The Orlando Magic got some good news that Jonathan Isaac is avoiding surgery. But Al-Farouq Aminu’s surgery likely means his season is finished.
The Orlando Magic can breathe at least a small sigh of relief.
As coach Steve Clifford put it, now the team knows what it is dealing with in the recovery of two key players in Jonathan Isaac and Al-Farouq Aminu and they can start the process of getting them better.
Are they any closer to stepping back onto the court? That part is not likely. But at least they have taken the next steps in their recovery.
The Magic confirmed Jonathan Isaac will not need surgery to treat the severe knee sprain he suffered Jan. 1. He remains out indefinitely and will be re-evaluated in approximately seven weeks toward the end of February.
There is no guarantee Isaac will return at all this year, although there is still time left in the season should the evaluation go well.
Everyone will have to be patient with Isaac. The Magic are certainly taking the long view with him.
The news is not as good with Al-Farouq Aminu.

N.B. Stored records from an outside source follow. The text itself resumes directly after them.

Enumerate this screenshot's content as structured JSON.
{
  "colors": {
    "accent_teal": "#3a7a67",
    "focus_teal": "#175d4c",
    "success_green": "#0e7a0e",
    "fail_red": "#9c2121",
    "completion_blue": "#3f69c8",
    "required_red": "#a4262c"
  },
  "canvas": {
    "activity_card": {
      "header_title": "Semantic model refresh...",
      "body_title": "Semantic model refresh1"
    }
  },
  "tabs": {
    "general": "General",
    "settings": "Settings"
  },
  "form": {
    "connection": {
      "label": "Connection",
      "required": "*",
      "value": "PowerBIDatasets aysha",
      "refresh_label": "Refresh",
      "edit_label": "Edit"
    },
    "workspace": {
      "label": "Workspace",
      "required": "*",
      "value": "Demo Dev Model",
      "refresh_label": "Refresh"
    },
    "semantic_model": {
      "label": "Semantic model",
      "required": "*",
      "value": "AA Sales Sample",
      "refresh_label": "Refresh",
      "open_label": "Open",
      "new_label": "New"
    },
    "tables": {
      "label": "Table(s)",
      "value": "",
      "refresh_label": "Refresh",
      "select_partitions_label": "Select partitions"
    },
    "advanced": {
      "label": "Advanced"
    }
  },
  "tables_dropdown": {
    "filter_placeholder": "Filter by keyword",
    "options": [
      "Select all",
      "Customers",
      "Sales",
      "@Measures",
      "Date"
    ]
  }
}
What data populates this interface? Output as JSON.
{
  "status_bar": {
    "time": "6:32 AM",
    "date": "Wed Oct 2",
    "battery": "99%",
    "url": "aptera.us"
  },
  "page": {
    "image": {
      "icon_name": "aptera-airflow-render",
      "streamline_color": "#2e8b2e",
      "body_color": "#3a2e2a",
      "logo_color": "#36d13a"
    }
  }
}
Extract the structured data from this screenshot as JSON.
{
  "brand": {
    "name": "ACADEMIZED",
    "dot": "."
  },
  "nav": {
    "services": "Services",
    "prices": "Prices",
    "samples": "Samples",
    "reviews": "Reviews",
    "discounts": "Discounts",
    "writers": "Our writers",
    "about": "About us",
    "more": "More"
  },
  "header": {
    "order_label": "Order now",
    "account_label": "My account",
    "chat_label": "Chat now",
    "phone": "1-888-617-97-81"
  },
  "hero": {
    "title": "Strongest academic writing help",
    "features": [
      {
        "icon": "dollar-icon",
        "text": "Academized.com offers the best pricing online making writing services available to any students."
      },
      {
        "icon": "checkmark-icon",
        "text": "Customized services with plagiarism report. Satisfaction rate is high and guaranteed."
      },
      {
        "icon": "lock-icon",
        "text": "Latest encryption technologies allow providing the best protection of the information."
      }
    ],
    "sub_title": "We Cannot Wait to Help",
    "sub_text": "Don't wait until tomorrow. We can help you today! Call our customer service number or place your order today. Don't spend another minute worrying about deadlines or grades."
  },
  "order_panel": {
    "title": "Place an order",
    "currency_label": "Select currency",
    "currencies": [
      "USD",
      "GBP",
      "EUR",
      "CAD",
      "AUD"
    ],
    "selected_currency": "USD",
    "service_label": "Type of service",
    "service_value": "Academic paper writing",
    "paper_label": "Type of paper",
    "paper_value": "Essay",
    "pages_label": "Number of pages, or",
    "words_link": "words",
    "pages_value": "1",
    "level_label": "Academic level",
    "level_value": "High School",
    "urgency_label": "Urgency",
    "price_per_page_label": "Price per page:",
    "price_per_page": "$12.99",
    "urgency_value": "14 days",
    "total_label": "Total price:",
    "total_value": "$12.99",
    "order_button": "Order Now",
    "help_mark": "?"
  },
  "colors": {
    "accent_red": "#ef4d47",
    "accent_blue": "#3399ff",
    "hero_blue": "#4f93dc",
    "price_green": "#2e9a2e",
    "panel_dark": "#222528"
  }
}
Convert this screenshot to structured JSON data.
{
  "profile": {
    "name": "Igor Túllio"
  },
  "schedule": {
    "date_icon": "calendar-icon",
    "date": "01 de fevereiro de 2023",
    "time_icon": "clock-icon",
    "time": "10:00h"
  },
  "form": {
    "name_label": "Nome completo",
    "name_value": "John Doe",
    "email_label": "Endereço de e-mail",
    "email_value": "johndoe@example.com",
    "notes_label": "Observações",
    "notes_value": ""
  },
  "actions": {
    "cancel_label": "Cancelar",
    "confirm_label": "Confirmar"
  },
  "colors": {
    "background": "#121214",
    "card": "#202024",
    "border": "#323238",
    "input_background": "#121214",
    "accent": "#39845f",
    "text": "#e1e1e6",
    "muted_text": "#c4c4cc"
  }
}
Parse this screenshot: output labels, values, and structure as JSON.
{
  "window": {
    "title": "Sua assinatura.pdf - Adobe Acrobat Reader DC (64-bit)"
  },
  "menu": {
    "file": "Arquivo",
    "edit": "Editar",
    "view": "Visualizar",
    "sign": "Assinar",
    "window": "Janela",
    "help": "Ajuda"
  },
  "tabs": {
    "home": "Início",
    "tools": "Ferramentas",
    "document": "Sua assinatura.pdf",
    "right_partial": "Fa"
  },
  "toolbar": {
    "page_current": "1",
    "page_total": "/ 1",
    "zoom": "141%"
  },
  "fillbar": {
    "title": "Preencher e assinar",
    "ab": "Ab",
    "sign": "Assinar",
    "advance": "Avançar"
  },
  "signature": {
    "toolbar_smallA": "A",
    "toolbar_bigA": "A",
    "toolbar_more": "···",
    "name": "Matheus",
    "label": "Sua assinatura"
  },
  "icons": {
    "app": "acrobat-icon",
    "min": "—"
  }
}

Aminu, who had a setback a few weeks ago while recovering from a torn meniscus in his right knee, underwent surgery Tuesday to repair the damage, the Magic announced. He will be re-evaluated in about 12 weeks (around April 1).
That would leave at least the door open that he would return for the final few weeks of the season and the playoffs. But there is no sense in pushing that. Aminu’s season is likely finished.
If it is, it certainly was disappointing for him. He was averaging a career-low 4.3 points per game and shooting 29.1 percent from the floor. He was struggling to get any kind of traction offensively, inexplicably missing a ton of shots right around the basket.
The Magic signed Aminu to a 3-year, $29.2-million contract hoping that his experience as a starter for the Portland Trail Blazers would add some much-needed depth. Defensively he certainly added that. But he always struggled to find his fit with the new group.
After just 18 games, he was still searching for it when the injury struck.
“Obviously he was brought here to be a part of things,” Clifford said before Wednesday’s game against the Washington Wizards. “Very professional, very good player. Unfortunate for him and for us. I think he was in a new place with new teammates and had a very different role here. He was used to starting and was coming off the bench here. I think he was getting more comfortable and finding his way.”
The losses have certainly hit the Magic’s depth even at their strong power forward position.
The team has platooned Khem Birch and Wesley Iwundu to fill the minutes Jonathan Isaac and Al-Farouq Aminu left open. Clifford has inserted whichever player fits the matchup — going with Khem Birch when the opponent starts big and going with Wesley Iwundu when the opponent goes small.
Orlando is still without another key piece to the puzzle.
Michael Carter-Williams is still out with an AC joint sprain in his left shoulder. Steve Clifford said after shootaround Wednesday that Tuesday was the best Michael Carter-Williams had felt in a long time but he was still “not even close” to being ready to play.
The Magic are still putting all the puzzle pieces together in the wake of these major injuries to several rotation players. But they still have found some way to win, going 2-1 since Isaac’s injury (3-1 including the game he got hurt).
“It’s not the way it was drawn up in the summer,” Clifford said before Wednesday’s game against the Wizards. “Khem is not a 4 and neither is Wes. There is no other way to do it. Aaron is going to play a lot at the 4. Those guys are too. We’re just going to have to be able to do it. Is it perfect? Not at all. It’s not at all what you want to do. It’s not ideal. And yet it can be done.”
The Magic, as things stand, have climbed to seventh in the Eastern Conference in the meantime. They, like the injured players, still have a long road ahead of them.